Intent reassembles by the Frazee family van to package fliers and demos as other bands stumble from their gleaming tour buses with mussed hair and a "Where the fuck are we?" look.
"It takes practice, man," Peters says as he stands onstage trying to swing his guitar over his shoulder and around his back. He's having trouble. "I've done it a hundred times before," he says as a cord snags, a pocket catches or the guitar smacks into an amp behind him.
"Check, one, two. Cheeeeeeeecccckkkk!!!! Check, one, two. Ruuuuuunnnn!!!!! Check, check," Lyon's voice booms into a microphone. He alternates between a can-I-borrow-some-sugar Boy Scout voice and a bring-me-his-severed-head guttural roar. The band's youngest member puts the moment in perspective. "I came here two years ago to watch Sevendust and thought about how much I would love to play on this stage," he says. "It happens, man. Dreams turn to gold."
"I never get nervous," Peters says, clearly nervous. "Then again, we never play shows like this."
The gates open moments later and the crowd quickly multiplies. The band members get word that they've been bumped ahead fifteen minutes. Frazee ends his conversation with a trio of Barbie dolls in tight, Cloud 9 Gentlemen's Club T-shirts and rejoins the group. The band members' chain-smoking has hit a fervent stride. They huddle for a group prayer.
"Well, well, well, what the fuck we got going on here?"
The master of ceremonies provokes the crowd with welcoming banter and are-you-motherfuckers-ready-to-make-some-noise exclamations. It's time. Adrenal floodgates open.
"This is a band that worked their fucking asses off to get up on this stage!"
The band members exchange high-fives and bounce up and down with anticipation.
"It's about kicking ass, and this band knows how ... give it up for Intent!"
Intent bounds to center stage as the crowd cheers. Lyon grabs a microphone and coos: "Freeeeaaakkers Baaalll!!!" The band roars into its set with a maniacal hemorrhage of nervous energy, the guys whipping themselves into a frenzy as audience members bob their heads and throw up their hands to make signs of the beast.
"Intent! Intent! Intent!"
A growing amoeba of fans chants as the band exits with arms raised triumphantly. They rocked. And they know it.
They load equipment, give hugs, take pictures, shake hands, kiss babies, sign autographs, mug with other bands, smoke, drink, talk, laugh and relish the afterglow as the night spirals toward the surreal.
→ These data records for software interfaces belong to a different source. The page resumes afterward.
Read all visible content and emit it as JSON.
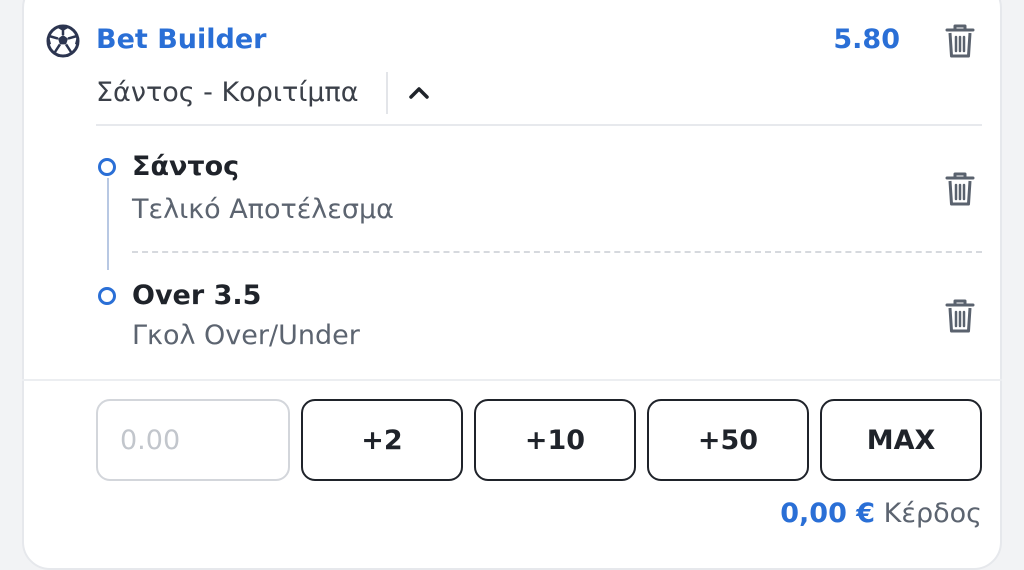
{
  "header": {
    "title": "Bet Builder",
    "odds": "5.80",
    "match": "Σάντος - Κοριτίμπα"
  },
  "selections": [
    {
      "title": "Σάντος",
      "market": "Τελικό Αποτέλεσμα"
    },
    {
      "title": "Over 3.5",
      "market": "Γκολ Over/Under"
    }
  ],
  "stake": {
    "placeholder": "0.00",
    "value": ""
  },
  "quick_stakes": [
    "+2",
    "+10",
    "+50",
    "MAX"
  ],
  "profit": {
    "amount": "0,00 €",
    "label": "Κέρδος"
  },
  "colors": {
    "accent": "#2a6fd6",
    "text": "#1f232a",
    "muted": "#5c6470",
    "border": "#d3d6db"
  },
  "icons": [
    "soccer-ball-icon",
    "trash-icon",
    "chevron-up-icon"
  ]
}
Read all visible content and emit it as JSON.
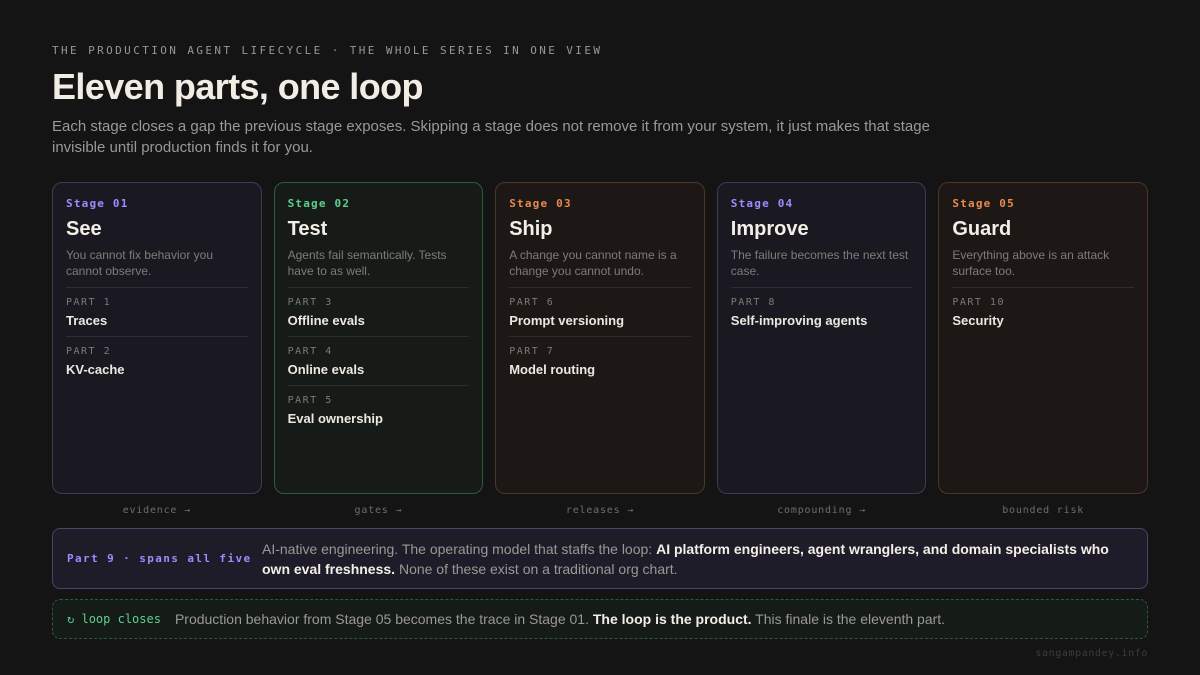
{
  "header": {
    "eyebrow": "THE PRODUCTION AGENT LIFECYCLE · THE WHOLE SERIES IN ONE VIEW",
    "title": "Eleven parts, one loop",
    "subtitle": "Each stage closes a gap the previous stage exposes. Skipping a stage does not remove it from your system, it just makes that stage invisible until production finds it for you."
  },
  "colors": {
    "purple": "#9f8bff",
    "green": "#5fcf8f",
    "orange": "#e8894e"
  },
  "stages": [
    {
      "num": "Stage 01",
      "name": "See",
      "color": "purple",
      "desc": "You cannot fix behavior you cannot observe.",
      "parts": [
        {
          "no": "PART 1",
          "name": "Traces"
        },
        {
          "no": "PART 2",
          "name": "KV-cache"
        }
      ]
    },
    {
      "num": "Stage 02",
      "name": "Test",
      "color": "green",
      "desc": "Agents fail semantically. Tests have to as well.",
      "parts": [
        {
          "no": "PART 3",
          "name": "Offline evals"
        },
        {
          "no": "PART 4",
          "name": "Online evals"
        },
        {
          "no": "PART 5",
          "name": "Eval ownership"
        }
      ]
    },
    {
      "num": "Stage 03",
      "name": "Ship",
      "color": "orange",
      "desc": "A change you cannot name is a change you cannot undo.",
      "parts": [
        {
          "no": "PART 6",
          "name": "Prompt versioning"
        },
        {
          "no": "PART 7",
          "name": "Model routing"
        }
      ]
    },
    {
      "num": "Stage 04",
      "name": "Improve",
      "color": "purple",
      "desc": "The failure becomes the next test case.",
      "parts": [
        {
          "no": "PART 8",
          "name": "Self-improving agents"
        }
      ]
    },
    {
      "num": "Stage 05",
      "name": "Guard",
      "color": "orange",
      "desc": "Everything above is an attack surface too.",
      "parts": [
        {
          "no": "PART 10",
          "name": "Security"
        }
      ]
    }
  ],
  "flow_labels": [
    "evidence →",
    "gates →",
    "releases →",
    "compounding →",
    "bounded risk"
  ],
  "part9": {
    "tag": "Part 9 · spans all five",
    "text_lead": "AI-native engineering. The operating model that staffs the loop: ",
    "text_bold": "AI platform engineers, agent wranglers, and domain specialists who own eval freshness.",
    "text_tail": " None of these exist on a traditional org chart."
  },
  "loop": {
    "icon": "↻",
    "tag": "loop closes",
    "text_lead": "Production behavior from Stage 05 becomes the trace in Stage 01. ",
    "text_bold": "The loop is the product.",
    "text_tail": " This finale is the eleventh part."
  },
  "credit": "sangampandey.info"
}
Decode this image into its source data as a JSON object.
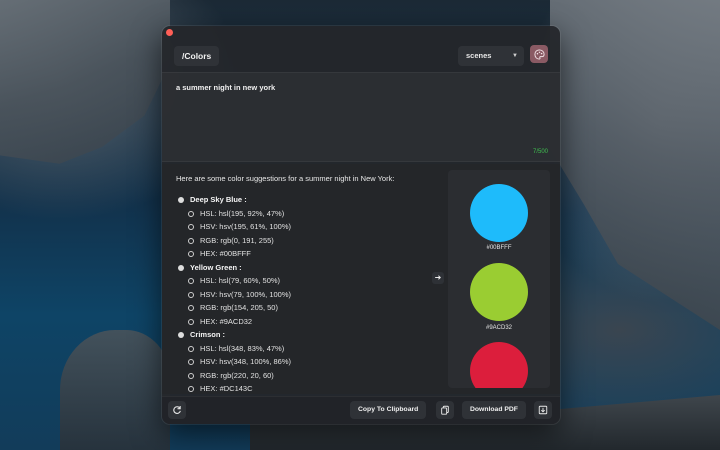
{
  "header": {
    "command_label": "/Colors",
    "select_value": "scenes"
  },
  "prompt": {
    "text": "a summer night in new york",
    "counter": "7/500"
  },
  "result": {
    "intro": "Here are some color suggestions for a summer night in New York:",
    "colors": [
      {
        "name": "Deep Sky Blue :",
        "hsl": "HSL: hsl(195, 92%, 47%)",
        "hsv": "HSV: hsv(195, 61%, 100%)",
        "rgb": "RGB: rgb(0, 191, 255)",
        "hex": "HEX: #00BFFF",
        "swatch_label": "#00BFFF",
        "swatch_color": "#1EBBFB"
      },
      {
        "name": "Yellow Green :",
        "hsl": "HSL: hsl(79, 60%, 50%)",
        "hsv": "HSV: hsv(79, 100%, 100%)",
        "rgb": "RGB: rgb(154, 205, 50)",
        "hex": "HEX: #9ACD32",
        "swatch_label": "#9ACD32",
        "swatch_color": "#9ACD32"
      },
      {
        "name": "Crimson :",
        "hsl": "HSL: hsl(348, 83%, 47%)",
        "hsv": "HSV: hsv(348, 100%, 86%)",
        "rgb": "RGB: rgb(220, 20, 60)",
        "hex": "HEX: #DC143C",
        "swatch_label": "",
        "swatch_color": "#DC1E3C"
      }
    ]
  },
  "footer": {
    "copy_label": "Copy To Clipboard",
    "download_label": "Download PDF"
  }
}
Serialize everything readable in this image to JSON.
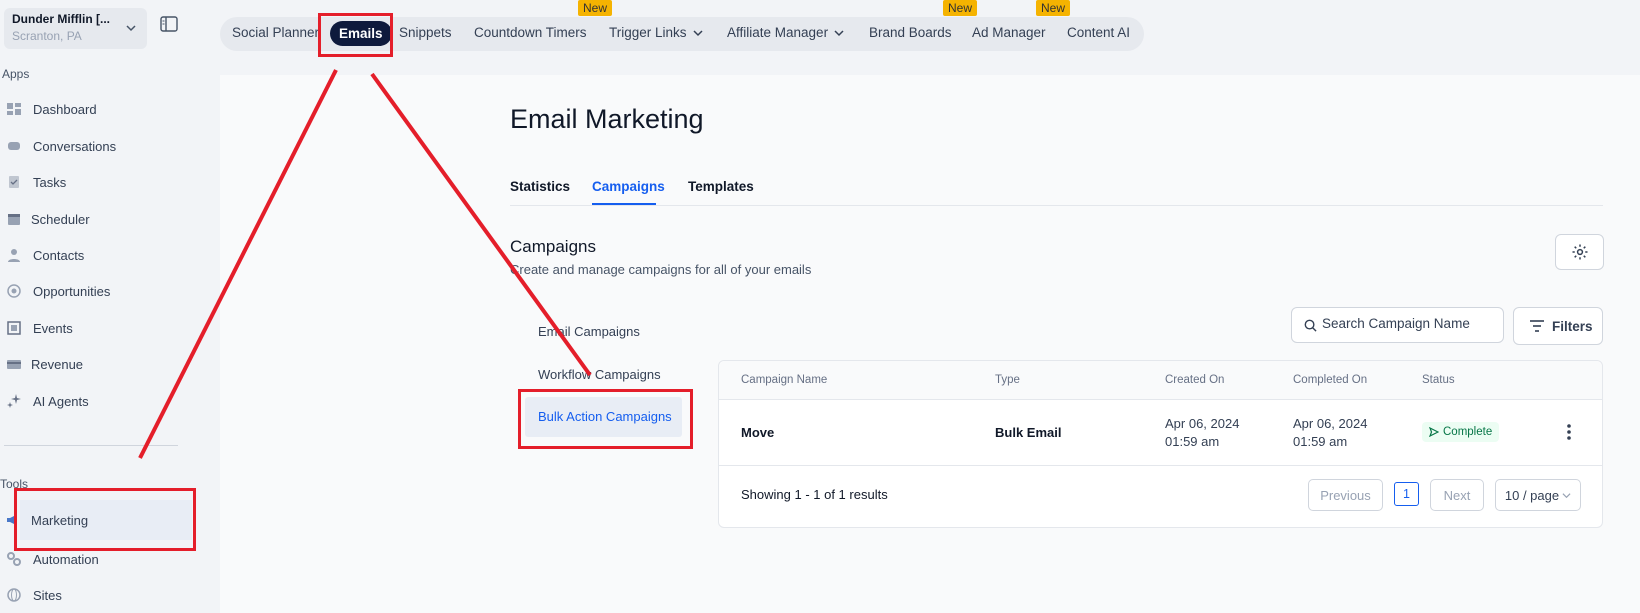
{
  "location": {
    "name": "Dunder Mifflin [...",
    "city": "Scranton, PA"
  },
  "sidebar": {
    "apps_label": "Apps",
    "tools_label": "Tools",
    "apps": [
      {
        "label": "Dashboard",
        "icon": "dashboard-icon"
      },
      {
        "label": "Conversations",
        "icon": "chat-icon"
      },
      {
        "label": "Tasks",
        "icon": "task-icon"
      },
      {
        "label": "Scheduler",
        "icon": "calendar-icon"
      },
      {
        "label": "Contacts",
        "icon": "person-icon"
      },
      {
        "label": "Opportunities",
        "icon": "target-icon"
      },
      {
        "label": "Events",
        "icon": "event-icon"
      },
      {
        "label": "Revenue",
        "icon": "card-icon"
      },
      {
        "label": "AI Agents",
        "icon": "sparkle-icon"
      }
    ],
    "tools": [
      {
        "label": "Marketing",
        "icon": "megaphone-icon"
      },
      {
        "label": "Automation",
        "icon": "gears-icon"
      },
      {
        "label": "Sites",
        "icon": "globe-icon"
      }
    ]
  },
  "topnav": {
    "tabs": [
      {
        "label": "Social Planner"
      },
      {
        "label": "Emails"
      },
      {
        "label": "Snippets"
      },
      {
        "label": "Countdown Timers"
      },
      {
        "label": "Trigger Links"
      },
      {
        "label": "Affiliate Manager"
      },
      {
        "label": "Brand Boards"
      },
      {
        "label": "Ad Manager"
      },
      {
        "label": "Content AI"
      }
    ],
    "badge": "New"
  },
  "page": {
    "title": "Email Marketing",
    "subtabs": [
      "Statistics",
      "Campaigns",
      "Templates"
    ],
    "section_title": "Campaigns",
    "section_desc": "Create and manage campaigns for all of your emails",
    "side_links": [
      "Email Campaigns",
      "Workflow Campaigns",
      "Bulk Action Campaigns"
    ],
    "search_placeholder": "Search Campaign Name",
    "filters_label": "Filters"
  },
  "table": {
    "columns": [
      "Campaign Name",
      "Type",
      "Created On",
      "Completed On",
      "Status"
    ],
    "rows": [
      {
        "name": "Move",
        "type": "Bulk Email",
        "created_date": "Apr 06, 2024",
        "created_time": "01:59 am",
        "completed_date": "Apr 06, 2024",
        "completed_time": "01:59 am",
        "status": "Complete"
      }
    ],
    "showing": "Showing 1 - 1 of 1 results",
    "previous": "Previous",
    "page": "1",
    "next": "Next",
    "per_page": "10 / page"
  },
  "colors": {
    "accent": "#155eef",
    "annotation": "#e41e2a",
    "active_tab": "#0e1a3c",
    "badge": "#f5b301"
  }
}
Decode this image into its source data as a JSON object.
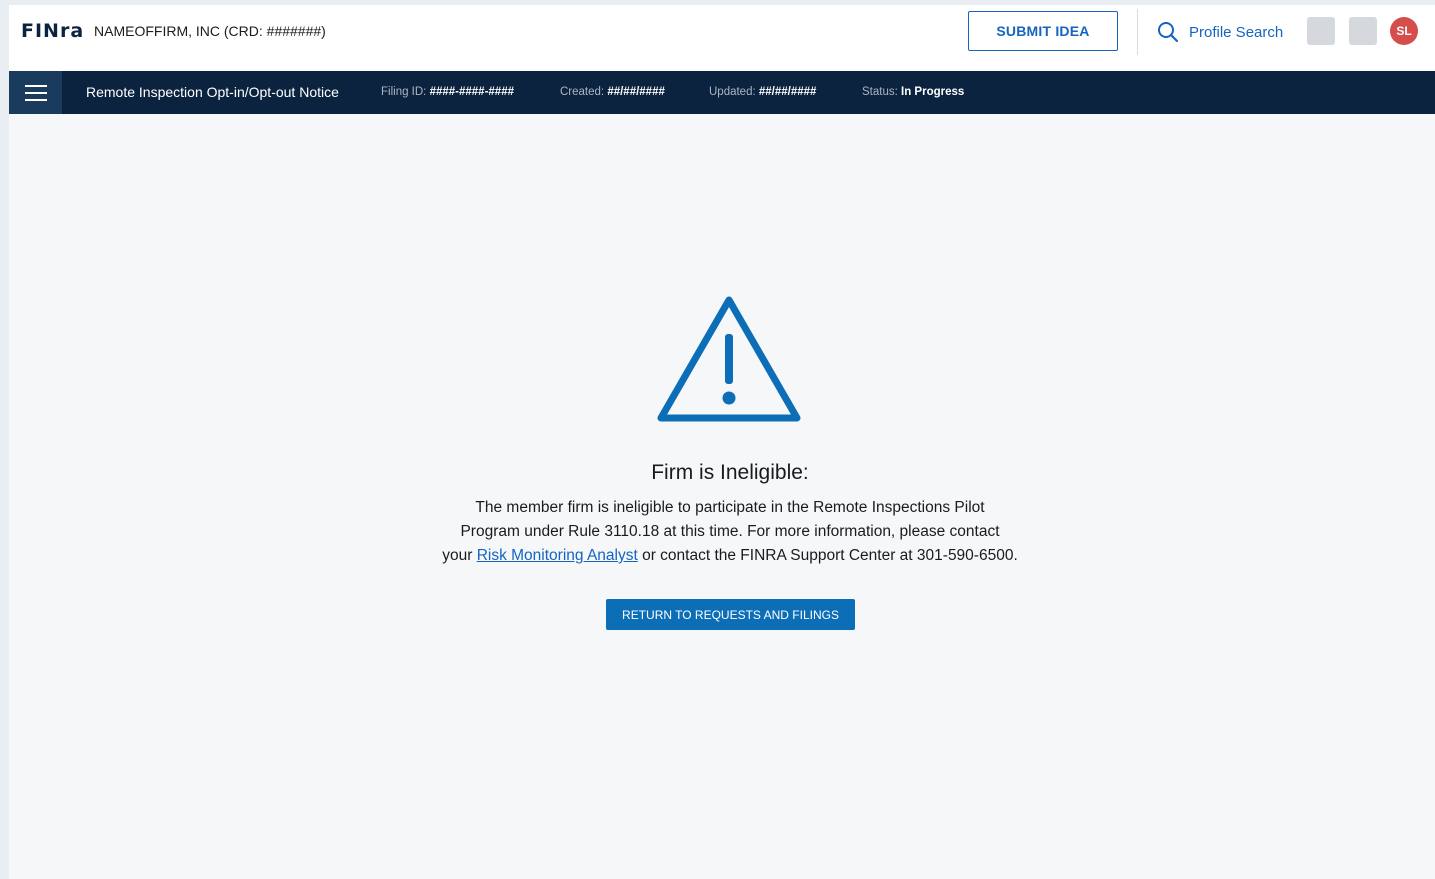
{
  "header": {
    "logo_text": "FINra",
    "firm_name": "NAMEOFFIRM, INC (CRD: #######)",
    "submit_idea_label": "SUBMIT IDEA",
    "profile_search_label": "Profile Search",
    "avatar_initials": "SL"
  },
  "filing_bar": {
    "title": "Remote Inspection Opt-in/Opt-out Notice",
    "filing_id_label": "Filing ID:",
    "filing_id_value": "####-####-####",
    "created_label": "Created:",
    "created_value": "##/##/####",
    "updated_label": "Updated:",
    "updated_value": "##/##/####",
    "status_label": "Status:",
    "status_value": "In Progress"
  },
  "message": {
    "icon": "warning-triangle-icon",
    "title": "Firm is Ineligible:",
    "line1": "The member firm is ineligible to participate in the Remote Inspections Pilot",
    "line2": "Program under Rule 3110.18 at this time. For more information, please contact",
    "line3_prefix": "your ",
    "line3_link": "Risk Monitoring Analyst",
    "line3_suffix": " or contact the FINRA Support Center at 301-590-6500.",
    "return_button_label": "RETURN TO REQUESTS AND FILINGS"
  },
  "colors": {
    "navy": "#0c2340",
    "accent_blue": "#1565c0",
    "button_blue": "#0d6eb8",
    "avatar_red": "#d54e4b",
    "page_bg": "#f5f7f9"
  }
}
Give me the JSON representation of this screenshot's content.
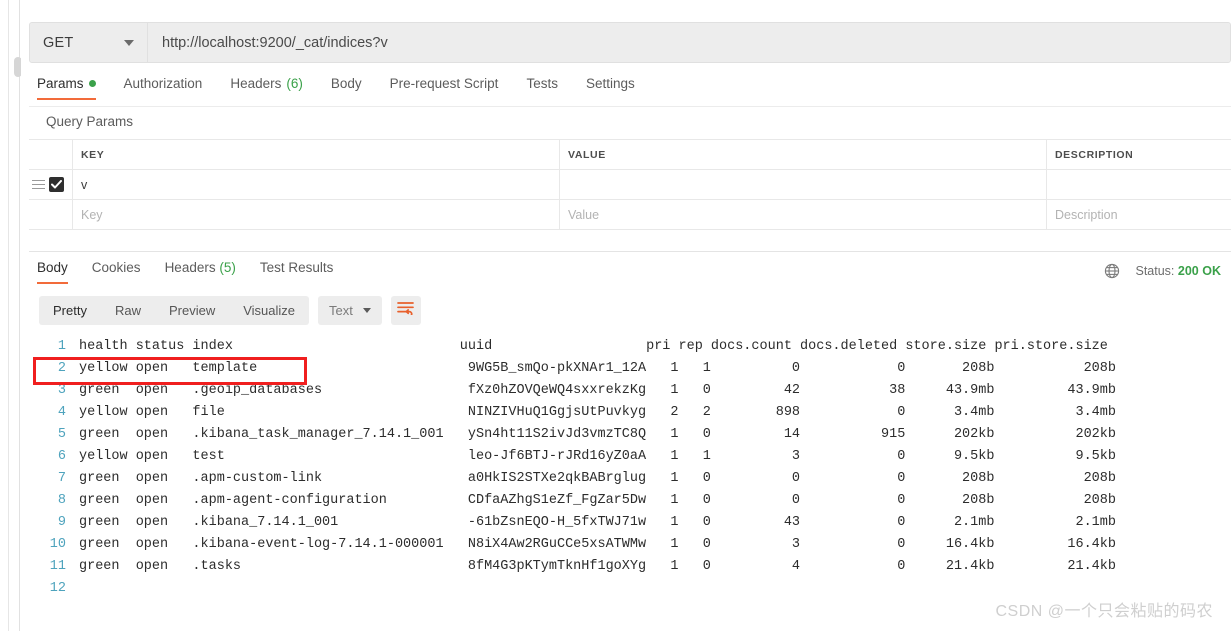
{
  "request": {
    "method": "GET",
    "method_caret_icon": "chevron-down-icon",
    "url": "http://localhost:9200/_cat/indices?v",
    "tabs": [
      {
        "label": "Params",
        "badge_dot": true,
        "active": true
      },
      {
        "label": "Authorization",
        "active": false
      },
      {
        "label": "Headers",
        "count": "(6)",
        "active": false
      },
      {
        "label": "Body",
        "active": false
      },
      {
        "label": "Pre-request Script",
        "active": false
      },
      {
        "label": "Tests",
        "active": false
      },
      {
        "label": "Settings",
        "active": false
      }
    ],
    "section_label": "Query Params",
    "params_table": {
      "headers": [
        "KEY",
        "VALUE",
        "DESCRIPTION"
      ],
      "rows": [
        {
          "checked": true,
          "key": "v",
          "value": "",
          "description": ""
        }
      ],
      "placeholder_row": {
        "key": "Key",
        "value": "Value",
        "description": "Description"
      }
    }
  },
  "response": {
    "tabs": [
      {
        "label": "Body",
        "active": true
      },
      {
        "label": "Cookies",
        "active": false
      },
      {
        "label": "Headers",
        "count": "(5)",
        "active": false
      },
      {
        "label": "Test Results",
        "active": false
      }
    ],
    "status_label": "Status:",
    "status_value": "200 OK",
    "globe_icon": "globe-icon",
    "view_modes": [
      {
        "label": "Pretty",
        "active": true
      },
      {
        "label": "Raw",
        "active": false
      },
      {
        "label": "Preview",
        "active": false
      },
      {
        "label": "Visualize",
        "active": false
      }
    ],
    "format_selected": "Text",
    "format_caret_icon": "chevron-down-icon",
    "wrap_icon": "wrap-text-icon",
    "body_lines": [
      {
        "n": "1",
        "text": "health status index                            uuid                   pri rep docs.count docs.deleted store.size pri.store.size"
      },
      {
        "n": "2",
        "text": "yellow open   template                          9WG5B_smQo-pkXNAr1_12A   1   1          0            0       208b           208b"
      },
      {
        "n": "3",
        "text": "green  open   .geoip_databases                  fXz0hZOVQeWQ4sxxrekzKg   1   0         42           38     43.9mb         43.9mb"
      },
      {
        "n": "4",
        "text": "yellow open   file                              NINZIVHuQ1GgjsUtPuvkyg   2   2        898            0      3.4mb          3.4mb"
      },
      {
        "n": "5",
        "text": "green  open   .kibana_task_manager_7.14.1_001   ySn4ht11S2ivJd3vmzTC8Q   1   0         14          915      202kb          202kb"
      },
      {
        "n": "6",
        "text": "yellow open   test                              leo-Jf6BTJ-rJRd16yZ0aA   1   1          3            0      9.5kb          9.5kb"
      },
      {
        "n": "7",
        "text": "green  open   .apm-custom-link                  a0HkIS2STXe2qkBABrglug   1   0          0            0       208b           208b"
      },
      {
        "n": "8",
        "text": "green  open   .apm-agent-configuration          CDfaAZhgS1eZf_FgZar5Dw   1   0          0            0       208b           208b"
      },
      {
        "n": "9",
        "text": "green  open   .kibana_7.14.1_001                -61bZsnEQO-H_5fxTWJ71w   1   0         43            0      2.1mb          2.1mb"
      },
      {
        "n": "10",
        "text": "green  open   .kibana-event-log-7.14.1-000001   N8iX4Aw2RGuCCe5xsATWMw   1   0          3            0     16.4kb         16.4kb"
      },
      {
        "n": "11",
        "text": "green  open   .tasks                            8fM4G3pKTymTknHf1goXYg   1   0          4            0     21.4kb         21.4kb"
      },
      {
        "n": "12",
        "text": ""
      }
    ]
  },
  "annotation": {
    "highlight_color": "#f01f1f",
    "highlighted_line": "2"
  },
  "watermark": "CSDN @一个只会粘贴的码农",
  "colors": {
    "accent": "#f26b3a",
    "success": "#3ba14a",
    "line_number": "#4ea3bd"
  }
}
Minutes after the band leaves the stage, S.T.U.N. takes over, and Intent's set becomes a footnote to a concert that will end in clouds of pepper spray. The band's brief moment in the spotlight is already gone.